(Data to examine)
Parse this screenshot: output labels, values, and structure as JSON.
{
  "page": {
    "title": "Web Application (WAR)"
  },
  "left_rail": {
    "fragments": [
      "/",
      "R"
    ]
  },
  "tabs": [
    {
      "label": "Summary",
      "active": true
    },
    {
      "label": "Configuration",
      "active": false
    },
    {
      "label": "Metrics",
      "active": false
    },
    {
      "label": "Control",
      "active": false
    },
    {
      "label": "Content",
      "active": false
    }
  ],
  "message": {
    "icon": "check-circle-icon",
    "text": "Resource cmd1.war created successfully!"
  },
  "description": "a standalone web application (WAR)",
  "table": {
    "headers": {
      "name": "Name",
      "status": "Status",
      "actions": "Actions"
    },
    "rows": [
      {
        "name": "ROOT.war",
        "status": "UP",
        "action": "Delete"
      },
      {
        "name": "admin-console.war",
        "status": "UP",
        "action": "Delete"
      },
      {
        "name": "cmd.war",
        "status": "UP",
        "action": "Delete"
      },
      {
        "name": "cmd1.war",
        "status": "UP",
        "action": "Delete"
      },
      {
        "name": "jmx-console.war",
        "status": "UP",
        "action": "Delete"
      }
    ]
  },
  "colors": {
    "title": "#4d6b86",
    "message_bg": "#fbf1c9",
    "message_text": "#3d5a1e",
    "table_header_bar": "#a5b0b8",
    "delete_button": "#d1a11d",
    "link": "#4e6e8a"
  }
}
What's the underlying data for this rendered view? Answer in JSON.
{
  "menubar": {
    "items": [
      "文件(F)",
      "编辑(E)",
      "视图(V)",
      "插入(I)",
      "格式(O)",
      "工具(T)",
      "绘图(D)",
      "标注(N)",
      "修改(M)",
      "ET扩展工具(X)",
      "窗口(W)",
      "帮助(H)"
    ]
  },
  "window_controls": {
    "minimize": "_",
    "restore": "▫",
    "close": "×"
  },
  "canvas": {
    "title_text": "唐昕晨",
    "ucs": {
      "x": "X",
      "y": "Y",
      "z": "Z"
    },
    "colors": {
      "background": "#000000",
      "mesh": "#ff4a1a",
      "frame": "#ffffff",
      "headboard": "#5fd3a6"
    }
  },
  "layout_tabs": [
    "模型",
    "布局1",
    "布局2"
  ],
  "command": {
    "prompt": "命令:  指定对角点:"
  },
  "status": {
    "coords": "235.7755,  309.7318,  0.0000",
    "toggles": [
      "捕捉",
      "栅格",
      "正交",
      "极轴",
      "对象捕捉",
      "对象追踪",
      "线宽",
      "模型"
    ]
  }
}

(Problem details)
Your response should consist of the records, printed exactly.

(Result for this task)
Parse this screenshot: output labels, values, and structure as JSON.
{
  "page": {
    "title": "Web Application (WAR)"
  },
  "left_rail": {
    "fragments": [
      "/",
      "R"
    ]
  },
  "tabs": [
    {
      "label": "Summary",
      "active": true
    },
    {
      "label": "Configuration",
      "active": false
    },
    {
      "label": "Metrics",
      "active": false
    },
    {
      "label": "Control",
      "active": false
    },
    {
      "label": "Content",
      "active": false
    }
  ],
  "message": {
    "icon": "check-circle-icon",
    "text": "Resource cmd1.war created successfully!"
  },
  "description": "a standalone web application (WAR)",
  "table": {
    "headers": {
      "name": "Name",
      "status": "Status",
      "actions": "Actions"
    },
    "rows": [
      {
        "name": "ROOT.war",
        "status": "UP",
        "action": "Delete"
      },
      {
        "name": "admin-console.war",
        "status": "UP",
        "action": "Delete"
      },
      {
        "name": "cmd.war",
        "status": "UP",
        "action": "Delete"
      },
      {
        "name": "cmd1.war",
        "status": "UP",
        "action": "Delete"
      },
      {
        "name": "jmx-console.war",
        "status": "UP",
        "action": "Delete"
      }
    ]
  },
  "colors": {
    "title": "#4d6b86",
    "message_bg": "#fbf1c9",
    "message_text": "#3d5a1e",
    "table_header_bar": "#a5b0b8",
    "delete_button": "#d1a11d",
    "link": "#4e6e8a"
  }
}
What's the underlying data for this rendered view? Answer in JSON.
{
  "menubar": {
    "items": [
      "文件(F)",
      "编辑(E)",
      "视图(V)",
      "插入(I)",
      "格式(O)",
      "工具(T)",
      "绘图(D)",
      "标注(N)",
      "修改(M)",
      "ET扩展工具(X)",
      "窗口(W)",
      "帮助(H)"
    ]
  },
  "window_controls": {
    "minimize": "_",
    "restore": "▫",
    "close": "×"
  },
  "canvas": {
    "title_text": "唐昕晨",
    "ucs": {
      "x": "X",
      "y": "Y",
      "z": "Z"
    },
    "colors": {
      "background": "#000000",
      "mesh": "#ff4a1a",
      "frame": "#ffffff",
      "headboard": "#5fd3a6"
    }
  },
  "layout_tabs": [
    "模型",
    "布局1",
    "布局2"
  ],
  "command": {
    "prompt": "命令:  指定对角点:"
  },
  "status": {
    "coords": "235.7755,  309.7318,  0.0000",
    "toggles": [
      "捕捉",
      "栅格",
      "正交",
      "极轴",
      "对象捕捉",
      "对象追踪",
      "线宽",
      "模型"
    ]
  }
}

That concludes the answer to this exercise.